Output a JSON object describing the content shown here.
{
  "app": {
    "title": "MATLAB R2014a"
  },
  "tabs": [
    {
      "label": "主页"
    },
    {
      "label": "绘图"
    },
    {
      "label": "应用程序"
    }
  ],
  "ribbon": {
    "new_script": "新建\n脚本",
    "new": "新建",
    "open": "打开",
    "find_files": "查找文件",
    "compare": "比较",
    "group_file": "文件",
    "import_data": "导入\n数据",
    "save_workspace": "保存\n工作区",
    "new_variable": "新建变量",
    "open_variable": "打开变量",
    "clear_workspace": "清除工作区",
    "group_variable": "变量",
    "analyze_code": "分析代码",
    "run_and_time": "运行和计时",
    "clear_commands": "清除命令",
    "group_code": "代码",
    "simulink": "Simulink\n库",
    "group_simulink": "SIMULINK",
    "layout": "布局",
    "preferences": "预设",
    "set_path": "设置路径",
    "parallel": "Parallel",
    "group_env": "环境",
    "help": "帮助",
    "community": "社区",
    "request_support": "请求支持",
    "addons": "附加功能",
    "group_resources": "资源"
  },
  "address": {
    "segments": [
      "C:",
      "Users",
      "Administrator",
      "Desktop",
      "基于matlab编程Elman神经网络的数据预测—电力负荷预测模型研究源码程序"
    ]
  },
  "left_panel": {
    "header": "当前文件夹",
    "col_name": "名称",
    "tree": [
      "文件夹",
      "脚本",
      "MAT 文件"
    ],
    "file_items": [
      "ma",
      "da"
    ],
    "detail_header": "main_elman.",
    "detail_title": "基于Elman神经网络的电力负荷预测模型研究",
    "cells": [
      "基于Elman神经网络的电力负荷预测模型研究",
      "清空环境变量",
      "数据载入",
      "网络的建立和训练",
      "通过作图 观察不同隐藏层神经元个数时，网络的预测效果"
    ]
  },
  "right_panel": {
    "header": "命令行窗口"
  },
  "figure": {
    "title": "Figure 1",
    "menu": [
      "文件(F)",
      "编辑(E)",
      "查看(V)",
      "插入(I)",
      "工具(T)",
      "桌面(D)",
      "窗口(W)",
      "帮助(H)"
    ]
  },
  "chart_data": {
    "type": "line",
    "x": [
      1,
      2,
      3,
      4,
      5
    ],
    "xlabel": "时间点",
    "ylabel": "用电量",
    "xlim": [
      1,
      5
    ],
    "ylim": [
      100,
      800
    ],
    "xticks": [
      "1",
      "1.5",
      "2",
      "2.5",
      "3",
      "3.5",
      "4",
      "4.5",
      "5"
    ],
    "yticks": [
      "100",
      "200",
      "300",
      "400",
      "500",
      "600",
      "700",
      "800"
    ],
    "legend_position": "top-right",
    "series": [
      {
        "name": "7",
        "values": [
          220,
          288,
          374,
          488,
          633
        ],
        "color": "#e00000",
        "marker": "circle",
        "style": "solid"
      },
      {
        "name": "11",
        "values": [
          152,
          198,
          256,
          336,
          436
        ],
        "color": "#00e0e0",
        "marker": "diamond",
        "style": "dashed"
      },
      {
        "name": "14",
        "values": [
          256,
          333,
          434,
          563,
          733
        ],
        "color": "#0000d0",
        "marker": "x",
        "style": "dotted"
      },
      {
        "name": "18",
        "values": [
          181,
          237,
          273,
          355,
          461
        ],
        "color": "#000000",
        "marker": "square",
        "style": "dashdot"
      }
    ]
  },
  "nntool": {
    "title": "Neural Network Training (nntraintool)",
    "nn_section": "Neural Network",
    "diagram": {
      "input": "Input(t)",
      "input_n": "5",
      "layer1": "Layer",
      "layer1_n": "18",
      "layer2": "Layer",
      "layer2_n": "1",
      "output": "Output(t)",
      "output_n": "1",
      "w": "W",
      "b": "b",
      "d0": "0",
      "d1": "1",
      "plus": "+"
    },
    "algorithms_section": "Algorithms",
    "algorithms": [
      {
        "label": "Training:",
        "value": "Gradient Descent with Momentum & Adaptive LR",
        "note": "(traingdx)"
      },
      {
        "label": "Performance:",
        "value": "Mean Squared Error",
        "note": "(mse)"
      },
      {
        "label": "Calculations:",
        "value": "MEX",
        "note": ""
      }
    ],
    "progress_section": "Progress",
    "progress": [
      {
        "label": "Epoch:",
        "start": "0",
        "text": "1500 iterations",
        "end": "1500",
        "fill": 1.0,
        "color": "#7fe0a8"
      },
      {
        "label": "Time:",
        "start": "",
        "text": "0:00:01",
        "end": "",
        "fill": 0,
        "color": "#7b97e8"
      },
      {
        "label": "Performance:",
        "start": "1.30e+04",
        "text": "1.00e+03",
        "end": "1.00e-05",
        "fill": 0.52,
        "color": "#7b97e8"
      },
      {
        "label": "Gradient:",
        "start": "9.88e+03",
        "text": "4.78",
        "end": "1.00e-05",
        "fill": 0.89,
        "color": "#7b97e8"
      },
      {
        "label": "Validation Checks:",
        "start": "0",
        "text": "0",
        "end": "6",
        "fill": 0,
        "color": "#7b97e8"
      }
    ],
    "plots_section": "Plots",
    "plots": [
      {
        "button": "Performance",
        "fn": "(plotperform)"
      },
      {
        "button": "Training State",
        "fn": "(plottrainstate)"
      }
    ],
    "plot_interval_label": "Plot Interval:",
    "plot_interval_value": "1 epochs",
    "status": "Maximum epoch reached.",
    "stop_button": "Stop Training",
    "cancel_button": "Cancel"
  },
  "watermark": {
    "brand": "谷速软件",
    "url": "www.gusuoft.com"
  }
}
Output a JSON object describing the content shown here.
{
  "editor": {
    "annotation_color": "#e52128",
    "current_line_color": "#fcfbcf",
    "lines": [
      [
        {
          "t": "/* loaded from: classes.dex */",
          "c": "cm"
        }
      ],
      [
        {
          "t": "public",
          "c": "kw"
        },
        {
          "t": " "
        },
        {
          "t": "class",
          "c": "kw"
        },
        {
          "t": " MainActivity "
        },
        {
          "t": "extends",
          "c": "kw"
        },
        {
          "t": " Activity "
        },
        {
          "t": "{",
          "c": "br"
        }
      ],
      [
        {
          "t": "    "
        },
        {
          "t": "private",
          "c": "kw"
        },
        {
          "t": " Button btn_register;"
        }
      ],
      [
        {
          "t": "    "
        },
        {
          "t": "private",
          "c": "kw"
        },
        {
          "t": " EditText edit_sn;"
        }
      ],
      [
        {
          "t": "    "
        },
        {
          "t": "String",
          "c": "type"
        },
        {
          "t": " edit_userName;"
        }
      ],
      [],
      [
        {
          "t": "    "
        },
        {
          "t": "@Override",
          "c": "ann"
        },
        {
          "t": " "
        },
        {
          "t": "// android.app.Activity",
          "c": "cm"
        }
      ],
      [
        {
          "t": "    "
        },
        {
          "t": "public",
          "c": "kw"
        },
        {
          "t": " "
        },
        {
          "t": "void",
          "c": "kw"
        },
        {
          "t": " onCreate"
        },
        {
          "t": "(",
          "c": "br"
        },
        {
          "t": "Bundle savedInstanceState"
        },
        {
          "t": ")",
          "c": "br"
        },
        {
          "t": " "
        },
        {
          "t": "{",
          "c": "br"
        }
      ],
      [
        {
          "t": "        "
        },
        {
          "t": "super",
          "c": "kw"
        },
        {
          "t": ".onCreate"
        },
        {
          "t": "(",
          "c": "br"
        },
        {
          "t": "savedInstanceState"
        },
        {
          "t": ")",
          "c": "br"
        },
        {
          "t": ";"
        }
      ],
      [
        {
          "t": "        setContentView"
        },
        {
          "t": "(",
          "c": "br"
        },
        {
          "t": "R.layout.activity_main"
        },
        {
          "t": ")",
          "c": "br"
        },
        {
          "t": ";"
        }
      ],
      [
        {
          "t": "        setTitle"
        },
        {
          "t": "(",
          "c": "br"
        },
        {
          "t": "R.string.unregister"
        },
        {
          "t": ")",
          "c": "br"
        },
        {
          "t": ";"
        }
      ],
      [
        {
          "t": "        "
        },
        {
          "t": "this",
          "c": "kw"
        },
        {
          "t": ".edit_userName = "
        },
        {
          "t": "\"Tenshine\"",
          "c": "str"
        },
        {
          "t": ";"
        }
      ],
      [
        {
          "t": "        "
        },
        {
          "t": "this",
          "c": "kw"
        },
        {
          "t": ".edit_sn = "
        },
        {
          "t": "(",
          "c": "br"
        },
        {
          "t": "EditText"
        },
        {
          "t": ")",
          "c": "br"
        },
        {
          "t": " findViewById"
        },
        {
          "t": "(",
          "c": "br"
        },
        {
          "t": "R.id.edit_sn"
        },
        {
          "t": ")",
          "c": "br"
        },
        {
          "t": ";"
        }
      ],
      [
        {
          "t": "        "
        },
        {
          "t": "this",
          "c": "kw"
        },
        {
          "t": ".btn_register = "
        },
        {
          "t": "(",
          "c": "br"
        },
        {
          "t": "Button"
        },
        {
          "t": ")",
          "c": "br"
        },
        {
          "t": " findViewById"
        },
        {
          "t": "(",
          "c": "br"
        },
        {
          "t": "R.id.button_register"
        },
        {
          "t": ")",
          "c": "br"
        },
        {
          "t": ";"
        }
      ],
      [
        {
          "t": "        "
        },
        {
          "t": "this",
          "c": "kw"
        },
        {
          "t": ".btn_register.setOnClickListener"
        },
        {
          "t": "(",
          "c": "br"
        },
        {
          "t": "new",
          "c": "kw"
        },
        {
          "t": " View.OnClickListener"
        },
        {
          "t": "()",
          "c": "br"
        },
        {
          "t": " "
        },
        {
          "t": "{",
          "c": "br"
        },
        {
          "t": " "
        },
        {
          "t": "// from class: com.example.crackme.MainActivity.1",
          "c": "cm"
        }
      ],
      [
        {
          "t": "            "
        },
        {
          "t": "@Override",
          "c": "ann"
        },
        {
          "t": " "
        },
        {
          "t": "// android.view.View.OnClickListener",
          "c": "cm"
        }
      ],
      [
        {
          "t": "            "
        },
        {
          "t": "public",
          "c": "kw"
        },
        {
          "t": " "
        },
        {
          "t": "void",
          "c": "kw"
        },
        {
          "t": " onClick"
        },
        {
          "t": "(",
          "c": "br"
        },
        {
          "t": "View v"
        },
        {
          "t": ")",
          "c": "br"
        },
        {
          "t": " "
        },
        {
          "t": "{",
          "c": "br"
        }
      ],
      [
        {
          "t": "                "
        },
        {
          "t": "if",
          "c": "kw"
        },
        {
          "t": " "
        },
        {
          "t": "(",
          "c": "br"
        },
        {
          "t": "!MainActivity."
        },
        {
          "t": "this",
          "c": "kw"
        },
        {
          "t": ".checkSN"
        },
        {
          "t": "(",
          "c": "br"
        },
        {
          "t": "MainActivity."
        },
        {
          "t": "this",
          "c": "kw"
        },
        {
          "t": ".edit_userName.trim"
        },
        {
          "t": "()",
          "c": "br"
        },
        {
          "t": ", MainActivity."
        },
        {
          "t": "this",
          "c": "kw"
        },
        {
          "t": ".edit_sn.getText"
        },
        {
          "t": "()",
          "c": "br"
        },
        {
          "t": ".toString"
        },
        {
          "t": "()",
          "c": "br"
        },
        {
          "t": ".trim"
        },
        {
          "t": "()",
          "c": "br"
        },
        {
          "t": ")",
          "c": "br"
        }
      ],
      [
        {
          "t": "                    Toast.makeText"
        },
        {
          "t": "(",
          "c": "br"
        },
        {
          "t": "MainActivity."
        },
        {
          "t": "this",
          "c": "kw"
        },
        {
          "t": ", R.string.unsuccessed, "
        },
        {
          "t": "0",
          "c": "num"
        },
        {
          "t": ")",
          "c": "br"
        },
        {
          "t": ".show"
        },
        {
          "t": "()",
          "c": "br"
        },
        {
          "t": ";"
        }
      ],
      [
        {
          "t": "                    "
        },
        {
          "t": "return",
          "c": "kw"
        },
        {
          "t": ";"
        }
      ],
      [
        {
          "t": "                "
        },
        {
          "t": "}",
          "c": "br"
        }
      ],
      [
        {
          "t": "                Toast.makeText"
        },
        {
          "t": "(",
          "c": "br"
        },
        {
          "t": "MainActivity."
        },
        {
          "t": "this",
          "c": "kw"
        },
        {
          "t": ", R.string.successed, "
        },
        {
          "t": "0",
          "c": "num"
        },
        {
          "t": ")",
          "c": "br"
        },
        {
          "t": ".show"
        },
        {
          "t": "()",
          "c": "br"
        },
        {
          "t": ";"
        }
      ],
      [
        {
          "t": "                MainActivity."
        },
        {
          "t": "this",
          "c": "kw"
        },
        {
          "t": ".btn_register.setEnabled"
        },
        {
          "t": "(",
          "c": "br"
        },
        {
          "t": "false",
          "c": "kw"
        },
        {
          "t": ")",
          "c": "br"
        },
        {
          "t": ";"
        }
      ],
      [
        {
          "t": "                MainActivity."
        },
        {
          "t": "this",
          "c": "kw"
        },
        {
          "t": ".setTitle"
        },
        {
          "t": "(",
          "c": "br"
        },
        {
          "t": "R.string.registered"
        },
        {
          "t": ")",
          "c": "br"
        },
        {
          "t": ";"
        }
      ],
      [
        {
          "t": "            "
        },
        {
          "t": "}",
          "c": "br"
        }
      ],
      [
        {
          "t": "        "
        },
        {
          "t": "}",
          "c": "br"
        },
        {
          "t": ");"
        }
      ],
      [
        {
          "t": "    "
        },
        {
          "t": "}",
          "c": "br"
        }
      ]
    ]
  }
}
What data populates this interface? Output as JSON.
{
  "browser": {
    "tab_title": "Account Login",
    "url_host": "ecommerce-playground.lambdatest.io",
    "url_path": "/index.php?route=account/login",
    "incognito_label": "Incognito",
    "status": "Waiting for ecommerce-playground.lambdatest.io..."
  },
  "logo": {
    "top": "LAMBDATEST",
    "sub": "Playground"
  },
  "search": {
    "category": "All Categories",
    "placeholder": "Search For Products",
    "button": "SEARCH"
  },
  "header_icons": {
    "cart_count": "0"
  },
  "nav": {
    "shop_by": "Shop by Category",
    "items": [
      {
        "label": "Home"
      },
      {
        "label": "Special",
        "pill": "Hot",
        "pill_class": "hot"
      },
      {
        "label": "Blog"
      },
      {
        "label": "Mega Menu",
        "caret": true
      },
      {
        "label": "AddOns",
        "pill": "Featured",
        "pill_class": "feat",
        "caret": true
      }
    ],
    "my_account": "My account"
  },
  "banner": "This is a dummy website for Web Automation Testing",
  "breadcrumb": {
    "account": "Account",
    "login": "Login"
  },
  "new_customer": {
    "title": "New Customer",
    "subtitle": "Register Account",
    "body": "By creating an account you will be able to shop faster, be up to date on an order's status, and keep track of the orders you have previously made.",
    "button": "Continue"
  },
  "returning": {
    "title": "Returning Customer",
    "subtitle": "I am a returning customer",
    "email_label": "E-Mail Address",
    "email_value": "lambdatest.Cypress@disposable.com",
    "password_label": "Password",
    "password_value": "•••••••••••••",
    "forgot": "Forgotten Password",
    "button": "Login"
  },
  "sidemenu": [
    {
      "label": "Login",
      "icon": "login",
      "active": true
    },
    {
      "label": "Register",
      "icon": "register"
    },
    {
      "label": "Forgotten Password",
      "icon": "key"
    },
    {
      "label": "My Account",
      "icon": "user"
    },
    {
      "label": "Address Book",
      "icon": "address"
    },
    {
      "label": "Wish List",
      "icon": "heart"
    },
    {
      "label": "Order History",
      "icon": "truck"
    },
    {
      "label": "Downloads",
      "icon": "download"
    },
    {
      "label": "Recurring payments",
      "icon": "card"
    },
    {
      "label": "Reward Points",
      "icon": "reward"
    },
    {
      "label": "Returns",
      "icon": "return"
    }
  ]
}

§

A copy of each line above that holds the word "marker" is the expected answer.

▸ **RESPONSE TO THE TASK**
        "marker": "circle",
        "marker": "diamond",
        "marker": "x",
        "marker": "square",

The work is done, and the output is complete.